This year, as I listened to the readings during the liturgies for Holy Week and Easter, I realized that the followers of Jesus felt similarly as they were also trying to make sense of the events during the days surrounding Jesus’ death and resurrection. The confusion, disbelief, and overwhelming fear felt by the disciples resonated with the feelings that many of us have faced throughout the pandemic.
As Christians and Catholics, we have acknowledged that life is full of mysteries that we cannot understand. In scripture, we are reminded that “There is an appointed time for everything, and a time for every affair under the heavens” (Ecclesiastes 3:1), and that God “has given us a desire to know the future, but never gives us the satisfaction of fully understanding what he does” (Ecclesiastes 3:11).

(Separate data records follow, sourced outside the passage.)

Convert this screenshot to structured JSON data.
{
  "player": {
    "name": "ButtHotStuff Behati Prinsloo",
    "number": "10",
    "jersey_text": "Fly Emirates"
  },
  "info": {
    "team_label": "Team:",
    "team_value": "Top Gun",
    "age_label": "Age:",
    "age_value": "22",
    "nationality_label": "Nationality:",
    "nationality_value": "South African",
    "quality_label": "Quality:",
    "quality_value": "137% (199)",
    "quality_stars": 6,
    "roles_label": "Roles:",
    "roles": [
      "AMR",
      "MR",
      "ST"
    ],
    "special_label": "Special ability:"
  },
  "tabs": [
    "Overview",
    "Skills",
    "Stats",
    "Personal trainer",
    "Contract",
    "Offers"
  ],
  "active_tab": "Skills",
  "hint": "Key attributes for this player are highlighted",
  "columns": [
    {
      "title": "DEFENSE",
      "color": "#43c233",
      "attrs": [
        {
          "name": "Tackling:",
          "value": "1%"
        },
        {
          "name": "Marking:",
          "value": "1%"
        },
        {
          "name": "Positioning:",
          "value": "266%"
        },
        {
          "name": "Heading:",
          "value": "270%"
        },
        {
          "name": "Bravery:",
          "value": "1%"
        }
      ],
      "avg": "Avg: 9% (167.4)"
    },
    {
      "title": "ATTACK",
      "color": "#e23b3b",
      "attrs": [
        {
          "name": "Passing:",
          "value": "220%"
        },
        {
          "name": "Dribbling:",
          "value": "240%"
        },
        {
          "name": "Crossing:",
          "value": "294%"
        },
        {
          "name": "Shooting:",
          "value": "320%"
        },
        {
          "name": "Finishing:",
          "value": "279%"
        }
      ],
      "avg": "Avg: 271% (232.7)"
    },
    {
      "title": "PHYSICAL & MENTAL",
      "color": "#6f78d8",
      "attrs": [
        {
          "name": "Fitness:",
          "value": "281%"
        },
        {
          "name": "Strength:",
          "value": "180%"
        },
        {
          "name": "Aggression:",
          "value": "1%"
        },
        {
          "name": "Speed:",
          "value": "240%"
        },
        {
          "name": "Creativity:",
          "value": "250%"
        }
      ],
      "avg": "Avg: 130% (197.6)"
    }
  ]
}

The story of Jesus’ resurrection tells us that we are not alone in facing the mysteries of God’s kingdom. When Mary Magdalene returned from Jesus’ empty tomb and told the disciples what she had witnessed, they did not believe her, because “they did not yet understand the scripture that he had to rise from the dead” (John 20:9). Even when Jesus appeared to his friends on the road to Emmaus, “their eyes were prevented from recognizing him” (Luke 24:16). These witnesses of Christ’s life and death were feeling the pain and grief of his loss so deeply that they were unable to comprehend the overwhelming joy of his resurrection.

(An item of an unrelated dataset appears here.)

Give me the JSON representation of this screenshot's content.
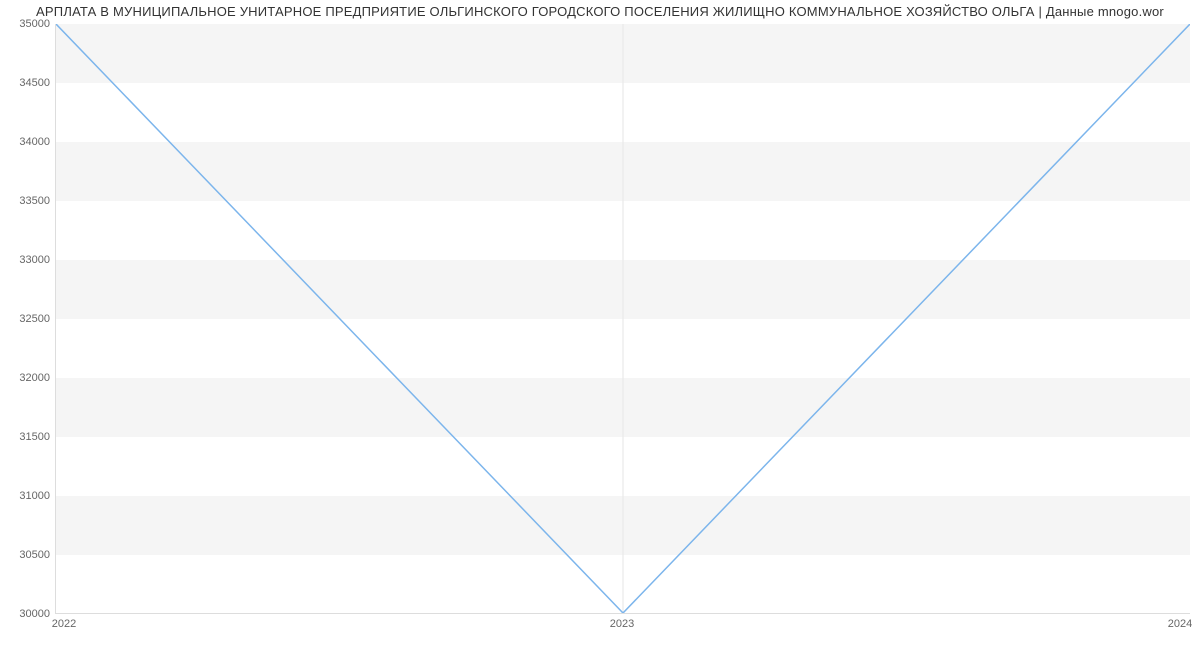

When Jesus appeared to all eleven of the apostles and finally convinced them of his resurrection, he “rebuked them for their unbelief and hardness of heart” (Mark 16:14) but also offered reassurance to them by saying “And behold, I am with you always, until the end of the age” (Matthew 28:19-20).
This past year has challenged our beliefs and has left many questions unanswered. To resist the “hardening of our hearts,” we can acknowledge that life’s mysteries are part of God’s plan, and lean into the mysteries of our faith by trusting more deeply in God. The Paschal Mystery of Jesus’ death and resurrection is our gift of salvation and hope, for “in dying he destroyed our death, and in rising he restored our life.” This Easter season, let us pray for all those afflicted by the pandemic that they may find the strength to confront the mysteries of life, and find new hope in the risen Lord.